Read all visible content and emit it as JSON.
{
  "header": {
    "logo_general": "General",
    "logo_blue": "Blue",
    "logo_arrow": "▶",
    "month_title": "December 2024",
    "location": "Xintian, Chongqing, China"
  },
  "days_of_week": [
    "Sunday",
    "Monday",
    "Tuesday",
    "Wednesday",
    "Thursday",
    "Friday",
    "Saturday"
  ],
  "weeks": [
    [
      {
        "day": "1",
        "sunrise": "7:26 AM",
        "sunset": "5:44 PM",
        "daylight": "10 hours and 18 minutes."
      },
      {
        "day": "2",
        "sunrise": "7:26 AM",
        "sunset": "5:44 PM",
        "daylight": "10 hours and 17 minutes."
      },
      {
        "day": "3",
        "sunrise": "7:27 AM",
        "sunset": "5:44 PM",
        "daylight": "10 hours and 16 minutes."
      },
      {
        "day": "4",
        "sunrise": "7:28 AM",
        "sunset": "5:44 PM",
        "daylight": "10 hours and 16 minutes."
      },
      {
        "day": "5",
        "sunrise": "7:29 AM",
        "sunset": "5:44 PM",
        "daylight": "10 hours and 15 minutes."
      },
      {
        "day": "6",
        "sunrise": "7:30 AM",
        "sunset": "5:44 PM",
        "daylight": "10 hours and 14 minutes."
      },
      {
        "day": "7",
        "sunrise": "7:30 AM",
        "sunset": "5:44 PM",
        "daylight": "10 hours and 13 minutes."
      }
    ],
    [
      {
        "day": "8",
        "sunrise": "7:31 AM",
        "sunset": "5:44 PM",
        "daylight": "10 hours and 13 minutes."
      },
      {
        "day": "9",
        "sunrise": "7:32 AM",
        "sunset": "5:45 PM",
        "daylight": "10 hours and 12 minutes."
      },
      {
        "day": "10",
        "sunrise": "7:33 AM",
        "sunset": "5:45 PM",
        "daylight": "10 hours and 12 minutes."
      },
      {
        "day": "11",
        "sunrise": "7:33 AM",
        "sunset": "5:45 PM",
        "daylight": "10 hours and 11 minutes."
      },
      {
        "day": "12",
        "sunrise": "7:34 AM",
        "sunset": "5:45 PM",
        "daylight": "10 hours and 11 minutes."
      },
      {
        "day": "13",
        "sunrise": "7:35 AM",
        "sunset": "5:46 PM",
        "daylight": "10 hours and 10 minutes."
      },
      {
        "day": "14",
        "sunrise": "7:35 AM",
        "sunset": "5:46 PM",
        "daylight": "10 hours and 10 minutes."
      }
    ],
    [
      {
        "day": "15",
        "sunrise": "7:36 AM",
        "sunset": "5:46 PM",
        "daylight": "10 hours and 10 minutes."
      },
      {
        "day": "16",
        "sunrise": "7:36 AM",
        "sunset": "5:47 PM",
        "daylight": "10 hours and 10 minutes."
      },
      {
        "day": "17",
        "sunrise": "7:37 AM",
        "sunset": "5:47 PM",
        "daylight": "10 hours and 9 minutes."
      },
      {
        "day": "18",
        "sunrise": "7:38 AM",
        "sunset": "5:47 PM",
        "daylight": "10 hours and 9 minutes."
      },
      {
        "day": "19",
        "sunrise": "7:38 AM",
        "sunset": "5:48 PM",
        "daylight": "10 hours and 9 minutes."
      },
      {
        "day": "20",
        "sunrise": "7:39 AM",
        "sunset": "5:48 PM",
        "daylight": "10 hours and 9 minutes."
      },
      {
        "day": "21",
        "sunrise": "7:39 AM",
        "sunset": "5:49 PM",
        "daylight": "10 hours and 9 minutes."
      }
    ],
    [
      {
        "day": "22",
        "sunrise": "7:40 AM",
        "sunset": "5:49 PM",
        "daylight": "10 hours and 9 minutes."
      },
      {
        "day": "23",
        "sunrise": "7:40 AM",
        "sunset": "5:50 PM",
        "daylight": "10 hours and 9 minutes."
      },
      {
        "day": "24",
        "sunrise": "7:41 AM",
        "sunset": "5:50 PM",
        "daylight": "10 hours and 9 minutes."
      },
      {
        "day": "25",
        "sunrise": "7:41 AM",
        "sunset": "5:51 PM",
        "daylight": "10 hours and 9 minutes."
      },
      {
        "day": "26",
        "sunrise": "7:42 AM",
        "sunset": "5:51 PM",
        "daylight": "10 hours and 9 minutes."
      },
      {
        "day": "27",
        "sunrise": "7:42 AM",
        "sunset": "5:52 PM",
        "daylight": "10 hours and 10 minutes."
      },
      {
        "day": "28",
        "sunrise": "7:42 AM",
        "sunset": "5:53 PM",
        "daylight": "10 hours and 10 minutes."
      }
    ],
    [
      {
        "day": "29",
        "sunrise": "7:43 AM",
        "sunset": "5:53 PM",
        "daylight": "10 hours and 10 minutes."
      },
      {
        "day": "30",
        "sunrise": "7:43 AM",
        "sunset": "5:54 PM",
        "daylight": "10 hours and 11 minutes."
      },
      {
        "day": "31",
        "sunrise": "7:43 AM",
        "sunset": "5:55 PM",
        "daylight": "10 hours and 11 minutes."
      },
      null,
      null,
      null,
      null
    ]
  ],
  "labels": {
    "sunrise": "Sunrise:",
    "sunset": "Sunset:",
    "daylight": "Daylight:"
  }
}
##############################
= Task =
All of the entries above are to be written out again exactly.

= Solution below =
Read all visible content and emit it as JSON.
{
  "header": {
    "logo_general": "General",
    "logo_blue": "Blue",
    "logo_arrow": "▶",
    "month_title": "December 2024",
    "location": "Xintian, Chongqing, China"
  },
  "days_of_week": [
    "Sunday",
    "Monday",
    "Tuesday",
    "Wednesday",
    "Thursday",
    "Friday",
    "Saturday"
  ],
  "weeks": [
    [
      {
        "day": "1",
        "sunrise": "7:26 AM",
        "sunset": "5:44 PM",
        "daylight": "10 hours and 18 minutes."
      },
      {
        "day": "2",
        "sunrise": "7:26 AM",
        "sunset": "5:44 PM",
        "daylight": "10 hours and 17 minutes."
      },
      {
        "day": "3",
        "sunrise": "7:27 AM",
        "sunset": "5:44 PM",
        "daylight": "10 hours and 16 minutes."
      },
      {
        "day": "4",
        "sunrise": "7:28 AM",
        "sunset": "5:44 PM",
        "daylight": "10 hours and 16 minutes."
      },
      {
        "day": "5",
        "sunrise": "7:29 AM",
        "sunset": "5:44 PM",
        "daylight": "10 hours and 15 minutes."
      },
      {
        "day": "6",
        "sunrise": "7:30 AM",
        "sunset": "5:44 PM",
        "daylight": "10 hours and 14 minutes."
      },
      {
        "day": "7",
        "sunrise": "7:30 AM",
        "sunset": "5:44 PM",
        "daylight": "10 hours and 13 minutes."
      }
    ],
    [
      {
        "day": "8",
        "sunrise": "7:31 AM",
        "sunset": "5:44 PM",
        "daylight": "10 hours and 13 minutes."
      },
      {
        "day": "9",
        "sunrise": "7:32 AM",
        "sunset": "5:45 PM",
        "daylight": "10 hours and 12 minutes."
      },
      {
        "day": "10",
        "sunrise": "7:33 AM",
        "sunset": "5:45 PM",
        "daylight": "10 hours and 12 minutes."
      },
      {
        "day": "11",
        "sunrise": "7:33 AM",
        "sunset": "5:45 PM",
        "daylight": "10 hours and 11 minutes."
      },
      {
        "day": "12",
        "sunrise": "7:34 AM",
        "sunset": "5:45 PM",
        "daylight": "10 hours and 11 minutes."
      },
      {
        "day": "13",
        "sunrise": "7:35 AM",
        "sunset": "5:46 PM",
        "daylight": "10 hours and 10 minutes."
      },
      {
        "day": "14",
        "sunrise": "7:35 AM",
        "sunset": "5:46 PM",
        "daylight": "10 hours and 10 minutes."
      }
    ],
    [
      {
        "day": "15",
        "sunrise": "7:36 AM",
        "sunset": "5:46 PM",
        "daylight": "10 hours and 10 minutes."
      },
      {
        "day": "16",
        "sunrise": "7:36 AM",
        "sunset": "5:47 PM",
        "daylight": "10 hours and 10 minutes."
      },
      {
        "day": "17",
        "sunrise": "7:37 AM",
        "sunset": "5:47 PM",
        "daylight": "10 hours and 9 minutes."
      },
      {
        "day": "18",
        "sunrise": "7:38 AM",
        "sunset": "5:47 PM",
        "daylight": "10 hours and 9 minutes."
      },
      {
        "day": "19",
        "sunrise": "7:38 AM",
        "sunset": "5:48 PM",
        "daylight": "10 hours and 9 minutes."
      },
      {
        "day": "20",
        "sunrise": "7:39 AM",
        "sunset": "5:48 PM",
        "daylight": "10 hours and 9 minutes."
      },
      {
        "day": "21",
        "sunrise": "7:39 AM",
        "sunset": "5:49 PM",
        "daylight": "10 hours and 9 minutes."
      }
    ],
    [
      {
        "day": "22",
        "sunrise": "7:40 AM",
        "sunset": "5:49 PM",
        "daylight": "10 hours and 9 minutes."
      },
      {
        "day": "23",
        "sunrise": "7:40 AM",
        "sunset": "5:50 PM",
        "daylight": "10 hours and 9 minutes."
      },
      {
        "day": "24",
        "sunrise": "7:41 AM",
        "sunset": "5:50 PM",
        "daylight": "10 hours and 9 minutes."
      },
      {
        "day": "25",
        "sunrise": "7:41 AM",
        "sunset": "5:51 PM",
        "daylight": "10 hours and 9 minutes."
      },
      {
        "day": "26",
        "sunrise": "7:42 AM",
        "sunset": "5:51 PM",
        "daylight": "10 hours and 9 minutes."
      },
      {
        "day": "27",
        "sunrise": "7:42 AM",
        "sunset": "5:52 PM",
        "daylight": "10 hours and 10 minutes."
      },
      {
        "day": "28",
        "sunrise": "7:42 AM",
        "sunset": "5:53 PM",
        "daylight": "10 hours and 10 minutes."
      }
    ],
    [
      {
        "day": "29",
        "sunrise": "7:43 AM",
        "sunset": "5:53 PM",
        "daylight": "10 hours and 10 minutes."
      },
      {
        "day": "30",
        "sunrise": "7:43 AM",
        "sunset": "5:54 PM",
        "daylight": "10 hours and 11 minutes."
      },
      {
        "day": "31",
        "sunrise": "7:43 AM",
        "sunset": "5:55 PM",
        "daylight": "10 hours and 11 minutes."
      },
      null,
      null,
      null,
      null
    ]
  ],
  "labels": {
    "sunrise": "Sunrise:",
    "sunset": "Sunset:",
    "daylight": "Daylight:"
  }
}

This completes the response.